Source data
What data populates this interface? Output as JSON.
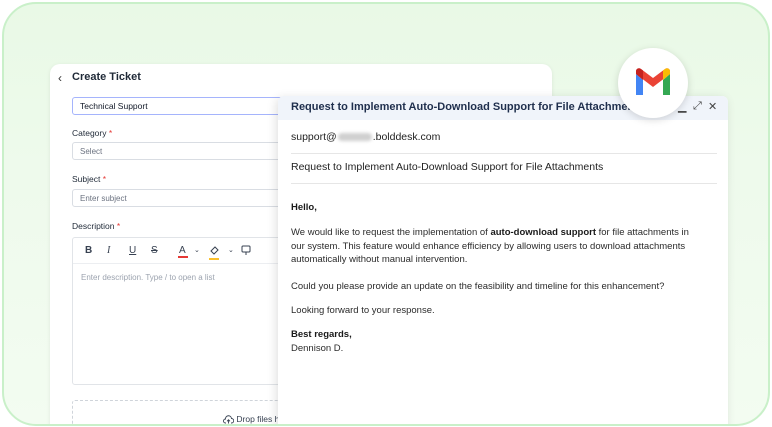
{
  "ticket": {
    "back_icon": "chevron-left-icon",
    "title": "Create Ticket",
    "type_value": "Technical Support",
    "category_label": "Category",
    "category_placeholder": "Select",
    "subject_label": "Subject",
    "subject_placeholder": "Enter subject",
    "description_label": "Description",
    "required_mark": "*",
    "editor_placeholder": "Enter description. Type / to open a list",
    "toolbar": [
      "B",
      "I",
      "U",
      "S",
      "A"
    ],
    "drop_label": "Drop files h"
  },
  "email": {
    "header_subject": "Request to Implement Auto-Download Support for File Attachments",
    "to_prefix": "support@",
    "to_suffix": ".bolddesk.com",
    "subject": "Request to Implement Auto-Download Support for File Attachments",
    "greeting": "Hello,",
    "p1_before": "We would like to request the implementation of ",
    "p1_bold": "auto-download support",
    "p1_after": " for file attachments in our system. This feature would enhance efficiency by allowing users to download attachments automatically without manual intervention.",
    "p2": "Could you please provide an update on the feasibility and timeline for this enhancement?",
    "p3": "Looking forward to your response.",
    "signoff": "Best regards,",
    "signature": "Dennison D."
  },
  "colors": {
    "background": "#e9f9e6",
    "frame_border": "#c9f0c9",
    "email_header": "#f0f4fa",
    "required": "#e53935",
    "gmail_red": "#ea4335",
    "gmail_blue": "#4285f4",
    "gmail_green": "#34a853",
    "gmail_yellow": "#fbbc04"
  },
  "icons": {
    "gmail": "gmail-logo",
    "minimize": "minimize-icon",
    "expand": "expand-icon",
    "close": "close-icon"
  }
}
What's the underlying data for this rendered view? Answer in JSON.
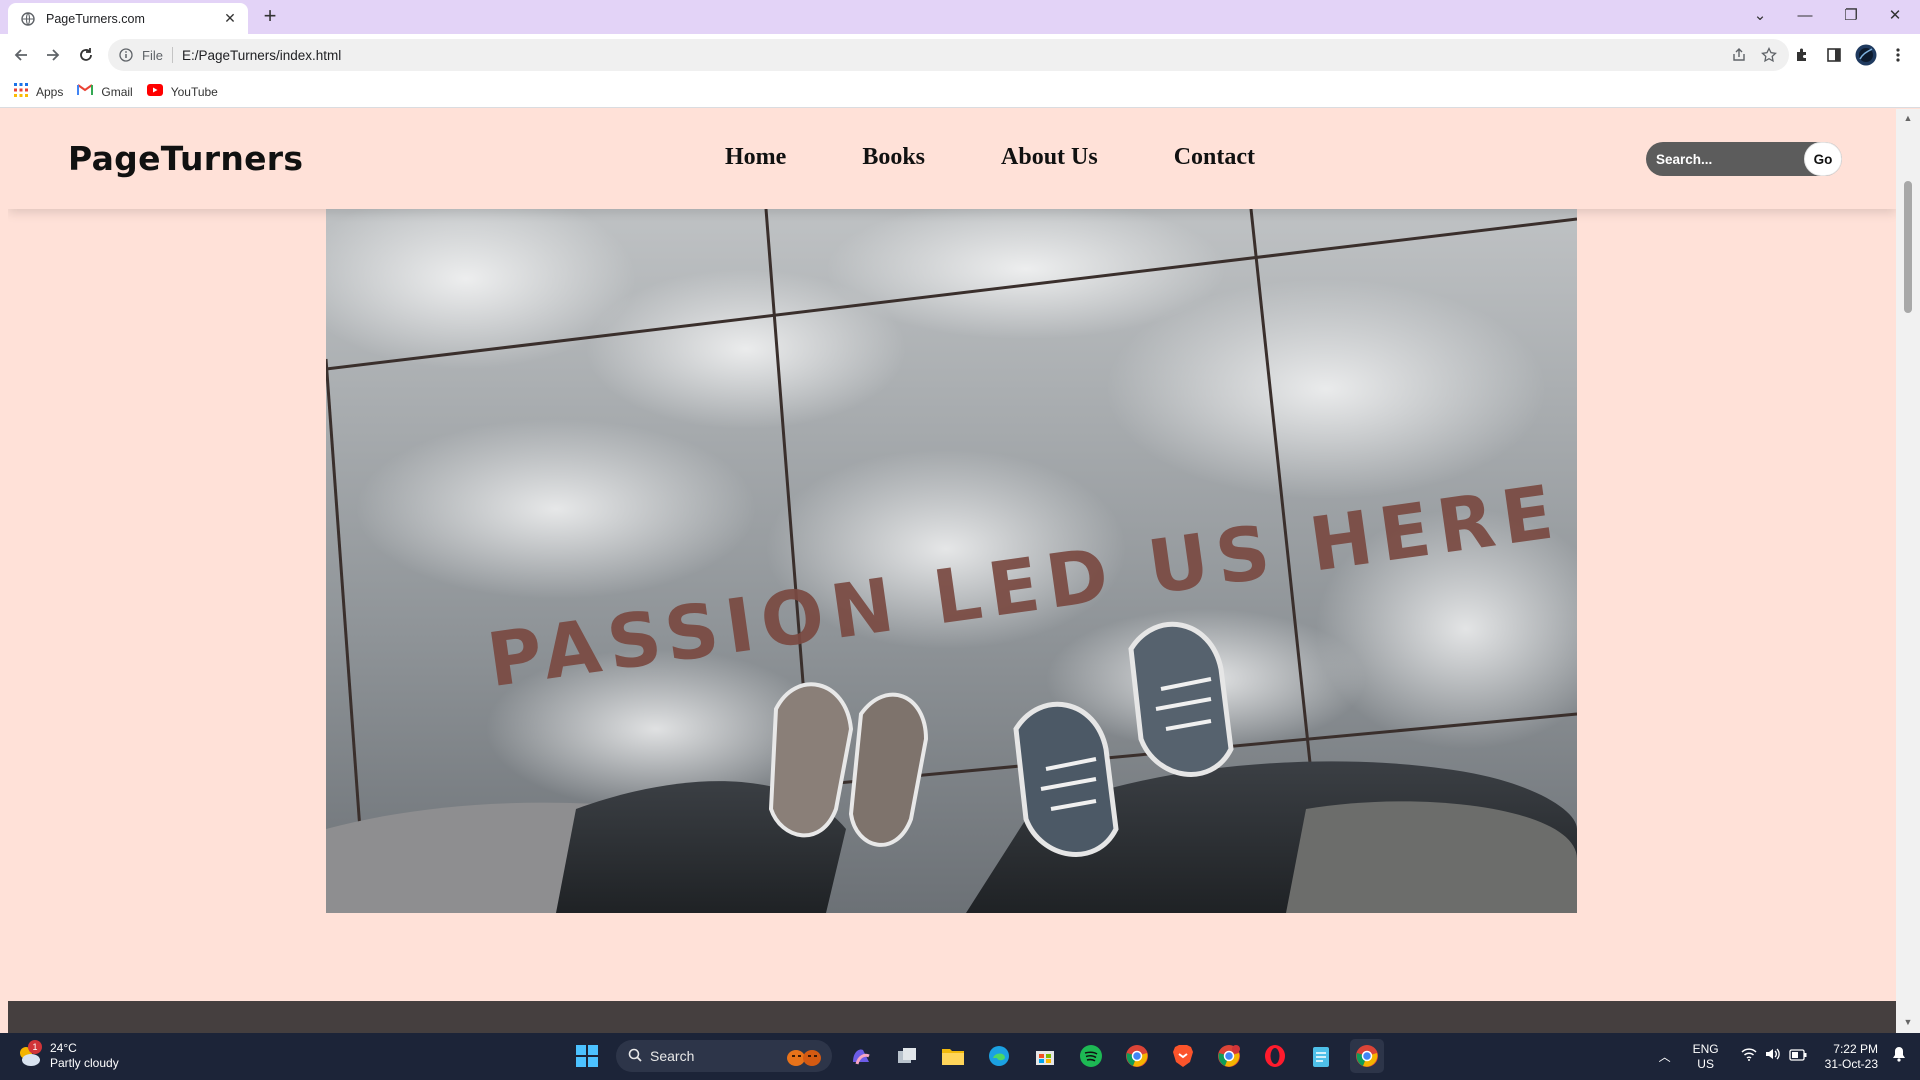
{
  "browser": {
    "tab_title": "PageTurners.com",
    "scheme_label": "File",
    "url": "E:/PageTurners/index.html",
    "bookmarks": [
      {
        "label": "Apps",
        "icon": "apps-grid-icon"
      },
      {
        "label": "Gmail",
        "icon": "gmail-icon"
      },
      {
        "label": "YouTube",
        "icon": "youtube-icon"
      }
    ]
  },
  "site": {
    "brand": "PageTurners",
    "nav": [
      "Home",
      "Books",
      "About Us",
      "Contact"
    ],
    "search": {
      "placeholder": "Search...",
      "button_label": "Go"
    },
    "hero": {
      "image_text": "PASSION LED US HERE",
      "alt": "Two pairs of shoes standing on a sidewalk with the words PASSION LED US HERE"
    }
  },
  "taskbar": {
    "weather": {
      "temp": "24°C",
      "condition": "Partly cloudy",
      "badge": "1"
    },
    "search_label": "Search",
    "lang_line1": "ENG",
    "lang_line2": "US",
    "time": "7:22 PM",
    "date": "31-Oct-23"
  },
  "colors": {
    "page_bg": "#ffe1d8",
    "footer_band": "#453f3f",
    "tab_strip": "#e3d3f7",
    "taskbar": "#1c2438"
  }
}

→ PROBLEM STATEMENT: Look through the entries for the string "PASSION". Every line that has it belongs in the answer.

→ SOLUTION TO THE EXERCISE:
      "image_text": "PASSION LED US HERE",
      "alt": "Two pairs of shoes standing on a sidewalk with the words PASSION LED US HERE"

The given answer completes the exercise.